jaydarcy
17th October 2019

Back to the Future – Launch Event

Theatre Editor Jay Darcy attends the launch event of the musical adaptation of Back to the Future
Back to the Future – Launch Event
Photo: Phil Tragen.

Back to the Future is one of the world’s most iconic films. It was followed by two sequels, and now, over 30 years later, it is being turned into a musical…

At the launch event, held at Albert Hall, the film’s writer, Bob Gale, revealed that there is never going to be a Back to the Future 4. He said that a musical adaptation is the perfect way to give people more Back to the Future, in a different medium, without messing with people’s childhoods.

We were treated to a few performances (such as a cover of the iconic The Power of Love) from The Pin Heads and the cast of the musical, including 2 x Emmy-winner Roger Bart, who will be playing the iconic role of Doc. Bart has had a wildly successful career, with television credits including A Series of Unfortunate Events, How I Met Your Mother, and, my favourite television series, Desperate Housewives! He won his Tonys for You’re a Good Man, Charlie Brown and The Producers.

It was touching to see 3 x Emmy-winner Christopher Lloyd, who played Doc in the film series, but known also for The Addams Family, One Flew Over the Cuckoo’s Nest, Star Trek III and Taxi, share the stage. The whole audience whooped when he took us back to the movie (and our childhoods) and uttered his famous phrase: “Great Scott!”

Producer Colin Ingram knew that Back to the Future would have its worldwide premiere in Manchester, just like his hit musical adaptation of Ghost did. He believes that Bart could win an Olivier and a Tony for this role.

Hugh Coles is making his musical theatre debut as George. He called Crispin Glover’s performance as George in the film ‘indelible’ and ‘one of the best performances in cinematic history’. Whilst Coles said he is basing his performance on Glover’s, he also expressed excitement to take the character in his own direction.

Rosanna Hyland will be playing Lorraine. She will be taking her ‘cues’ from the film but does not want to be a ‘carbon copy,’ and this adaptation being a musical means it has to be ‘its own thing’. Her performance of Pretty Baby was simply stunning. She ‘100%’ believes fans of the film will love this ‘thrilling’ adaptation.

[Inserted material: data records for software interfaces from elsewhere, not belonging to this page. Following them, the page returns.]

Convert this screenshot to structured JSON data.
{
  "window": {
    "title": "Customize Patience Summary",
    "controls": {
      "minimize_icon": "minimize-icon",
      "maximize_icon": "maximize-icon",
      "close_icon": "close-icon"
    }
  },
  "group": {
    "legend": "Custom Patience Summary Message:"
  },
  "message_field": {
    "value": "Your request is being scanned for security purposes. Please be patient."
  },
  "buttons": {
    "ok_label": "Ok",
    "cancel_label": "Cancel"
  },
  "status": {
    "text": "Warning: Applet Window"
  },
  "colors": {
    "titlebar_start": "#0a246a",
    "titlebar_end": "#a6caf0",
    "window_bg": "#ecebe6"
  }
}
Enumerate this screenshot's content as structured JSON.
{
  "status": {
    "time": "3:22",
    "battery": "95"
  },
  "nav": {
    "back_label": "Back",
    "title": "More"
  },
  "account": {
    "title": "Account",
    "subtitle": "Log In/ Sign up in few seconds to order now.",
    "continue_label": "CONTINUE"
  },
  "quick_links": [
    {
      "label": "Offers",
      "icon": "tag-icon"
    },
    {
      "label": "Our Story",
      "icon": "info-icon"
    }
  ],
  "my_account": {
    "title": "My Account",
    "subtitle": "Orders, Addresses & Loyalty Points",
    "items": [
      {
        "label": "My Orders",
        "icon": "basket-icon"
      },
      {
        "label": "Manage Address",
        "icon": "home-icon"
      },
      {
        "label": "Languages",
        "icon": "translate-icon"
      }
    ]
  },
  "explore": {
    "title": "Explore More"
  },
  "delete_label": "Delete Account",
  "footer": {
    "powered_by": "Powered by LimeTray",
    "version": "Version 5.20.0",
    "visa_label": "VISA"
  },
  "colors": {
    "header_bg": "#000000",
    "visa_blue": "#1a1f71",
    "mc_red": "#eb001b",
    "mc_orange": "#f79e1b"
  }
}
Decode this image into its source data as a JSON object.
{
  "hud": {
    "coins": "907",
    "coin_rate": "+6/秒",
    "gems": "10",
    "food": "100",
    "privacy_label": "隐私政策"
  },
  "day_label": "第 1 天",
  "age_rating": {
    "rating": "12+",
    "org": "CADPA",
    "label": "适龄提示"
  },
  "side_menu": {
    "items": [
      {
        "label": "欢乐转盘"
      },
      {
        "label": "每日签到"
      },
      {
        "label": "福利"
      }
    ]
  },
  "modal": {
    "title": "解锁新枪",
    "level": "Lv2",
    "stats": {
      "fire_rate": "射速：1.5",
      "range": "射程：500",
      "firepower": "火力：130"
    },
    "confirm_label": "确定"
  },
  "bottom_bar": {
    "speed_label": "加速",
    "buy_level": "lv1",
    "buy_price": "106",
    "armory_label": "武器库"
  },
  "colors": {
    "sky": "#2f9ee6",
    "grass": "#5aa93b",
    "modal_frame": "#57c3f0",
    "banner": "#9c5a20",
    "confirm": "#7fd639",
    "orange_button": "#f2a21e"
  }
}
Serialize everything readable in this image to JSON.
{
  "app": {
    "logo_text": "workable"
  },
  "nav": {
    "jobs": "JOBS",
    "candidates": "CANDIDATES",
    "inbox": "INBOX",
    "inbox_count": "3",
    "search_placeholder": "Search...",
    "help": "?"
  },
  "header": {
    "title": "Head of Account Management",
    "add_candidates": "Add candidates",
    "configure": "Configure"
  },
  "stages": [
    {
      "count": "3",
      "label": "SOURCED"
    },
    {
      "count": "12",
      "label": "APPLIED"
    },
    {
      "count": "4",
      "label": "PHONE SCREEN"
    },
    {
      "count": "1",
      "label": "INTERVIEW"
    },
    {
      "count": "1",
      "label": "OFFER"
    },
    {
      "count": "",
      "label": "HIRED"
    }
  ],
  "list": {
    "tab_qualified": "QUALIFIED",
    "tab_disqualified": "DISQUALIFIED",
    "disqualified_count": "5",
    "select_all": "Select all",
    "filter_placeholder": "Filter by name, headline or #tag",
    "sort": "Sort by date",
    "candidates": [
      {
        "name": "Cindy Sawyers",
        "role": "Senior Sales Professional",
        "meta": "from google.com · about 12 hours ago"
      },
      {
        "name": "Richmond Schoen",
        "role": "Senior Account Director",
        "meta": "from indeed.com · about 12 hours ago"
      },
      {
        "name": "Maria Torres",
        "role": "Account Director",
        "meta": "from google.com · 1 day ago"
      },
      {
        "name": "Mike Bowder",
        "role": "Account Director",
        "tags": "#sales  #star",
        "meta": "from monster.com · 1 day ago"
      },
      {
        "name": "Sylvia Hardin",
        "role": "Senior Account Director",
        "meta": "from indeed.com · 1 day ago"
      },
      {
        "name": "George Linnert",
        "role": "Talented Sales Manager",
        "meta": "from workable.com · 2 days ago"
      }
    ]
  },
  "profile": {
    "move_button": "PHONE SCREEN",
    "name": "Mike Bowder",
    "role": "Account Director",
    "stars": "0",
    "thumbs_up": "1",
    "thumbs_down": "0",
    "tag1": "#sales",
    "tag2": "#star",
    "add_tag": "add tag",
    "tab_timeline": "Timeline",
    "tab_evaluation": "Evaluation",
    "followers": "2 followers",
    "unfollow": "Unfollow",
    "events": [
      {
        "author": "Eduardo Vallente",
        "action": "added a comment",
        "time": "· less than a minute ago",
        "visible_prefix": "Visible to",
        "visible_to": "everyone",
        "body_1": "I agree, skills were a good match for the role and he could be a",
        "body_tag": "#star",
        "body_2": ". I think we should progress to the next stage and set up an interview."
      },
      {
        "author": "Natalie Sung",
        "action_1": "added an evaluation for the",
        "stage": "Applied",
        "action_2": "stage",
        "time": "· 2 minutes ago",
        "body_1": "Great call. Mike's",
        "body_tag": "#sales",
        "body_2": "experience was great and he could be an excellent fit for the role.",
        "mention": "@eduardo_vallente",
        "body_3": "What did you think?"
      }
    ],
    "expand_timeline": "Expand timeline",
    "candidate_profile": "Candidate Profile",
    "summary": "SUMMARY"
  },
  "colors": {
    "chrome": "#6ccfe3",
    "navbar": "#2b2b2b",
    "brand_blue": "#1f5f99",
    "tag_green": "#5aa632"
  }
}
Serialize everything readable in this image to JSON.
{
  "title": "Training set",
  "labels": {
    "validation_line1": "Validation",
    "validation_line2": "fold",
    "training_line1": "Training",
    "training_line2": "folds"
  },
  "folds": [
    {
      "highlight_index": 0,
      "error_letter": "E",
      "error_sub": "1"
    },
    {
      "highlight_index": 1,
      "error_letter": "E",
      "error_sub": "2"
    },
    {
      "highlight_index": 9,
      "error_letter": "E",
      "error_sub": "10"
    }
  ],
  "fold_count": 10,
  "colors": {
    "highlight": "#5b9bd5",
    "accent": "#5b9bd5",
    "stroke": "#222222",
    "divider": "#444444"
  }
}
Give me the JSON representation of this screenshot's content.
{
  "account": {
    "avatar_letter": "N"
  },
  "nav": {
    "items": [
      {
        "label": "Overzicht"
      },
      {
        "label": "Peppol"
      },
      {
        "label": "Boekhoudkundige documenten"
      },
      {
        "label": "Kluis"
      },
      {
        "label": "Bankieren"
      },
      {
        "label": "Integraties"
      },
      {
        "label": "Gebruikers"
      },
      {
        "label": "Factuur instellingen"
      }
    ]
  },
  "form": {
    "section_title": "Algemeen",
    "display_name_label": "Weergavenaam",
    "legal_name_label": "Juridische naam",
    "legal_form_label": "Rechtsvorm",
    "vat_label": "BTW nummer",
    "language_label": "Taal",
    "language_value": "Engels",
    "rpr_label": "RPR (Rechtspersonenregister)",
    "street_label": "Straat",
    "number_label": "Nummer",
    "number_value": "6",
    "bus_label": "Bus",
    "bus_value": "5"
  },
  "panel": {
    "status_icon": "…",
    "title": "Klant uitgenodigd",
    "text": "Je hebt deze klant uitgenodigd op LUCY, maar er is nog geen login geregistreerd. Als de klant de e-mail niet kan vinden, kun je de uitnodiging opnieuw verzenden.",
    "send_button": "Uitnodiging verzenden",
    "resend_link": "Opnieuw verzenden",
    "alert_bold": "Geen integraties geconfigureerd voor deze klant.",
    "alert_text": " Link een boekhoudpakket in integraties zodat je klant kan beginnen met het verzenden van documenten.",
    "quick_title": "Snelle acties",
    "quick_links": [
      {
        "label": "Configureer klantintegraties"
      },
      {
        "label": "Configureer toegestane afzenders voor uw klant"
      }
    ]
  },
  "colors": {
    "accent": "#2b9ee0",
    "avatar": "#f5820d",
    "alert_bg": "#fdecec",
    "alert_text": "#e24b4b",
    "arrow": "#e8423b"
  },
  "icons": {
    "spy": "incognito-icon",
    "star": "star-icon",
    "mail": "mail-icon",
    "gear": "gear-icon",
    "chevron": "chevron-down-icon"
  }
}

After interviewing Coles and Hyland, I sat around, wondering if I’d even get to interview Olly Dobson (Marty McFly), knowing I wouldn’t get to interview Bart. Then, a lovely lady came over to me and asked me if I wanted to interview… Bob Gale!

Gale knew that Back to the Future would make a great musical, especially with Marty being a musician and being ‘supposed to sing,’ in contrast to the Spider-Man musical, which he referred to as being ‘the stupidest idea for a musical,’ because Spider-Man wears a mask, so the audience can’t even see him sing!

He wants audiences to know that Marty is still Marty and Doc is still Doc, and they will love seeing them sing and dance. Whilst the musical has some slight tweaks because we are now in the future, there won’t be attempts to be “woke” or “PC,” as is often the case with modern adaptations.

After our interview, Gale noticed I had a Samsung, which prompted him to show me how to take a photo with voice-activation – “smile,” he said to me as he held up his phone and took a photo of me with his voice! Ah, the future!?

This launch event was incredible, I look forward to seeing the musical next year. And not only did I get a photo with the Bob Gale but he got one of me!

Back to the Future has its worldwide premiere at the Opera House, Manchester from 20th February until 17th May.

Jay Darcy

Jay Darcy

Theatre Editor. Instagram & Twitter: @jaydarcy7. Email: [email protected]

More Coverage

Review: Moulin Rouge!

Moulin Rouge!, the stage adaptation of the film of the same name, is the most spectacular production I’ve ever seen – and I’ve seen just about everything

Review: George Takei’s Allegiance

George Takei’s Allegiance, which stars Takei alongside Telly Leung, is an imperfect but powerful retelling of Japanese-American internment

Review: Pride & Prejudice* (*sort of)

Pride and Prejudice (sort of), a comedic, class-conscious adaptation of Jane Austen’s seminal novel, is bringing the house down at The Lowry

Head Over Heels: In conversation with Liam Gartland of Gartland Productions

The Mancunion sits down with Liam Gartland, the producer of Head Over Heels, ahead of its European premiere at Hope Mill Theatre

Copyright © The Mancunion
Powered By Spotlight Studios

0161 275 2930  University of Manchester’s Students’ Union, Oxford Rd, Manchester M13 9PR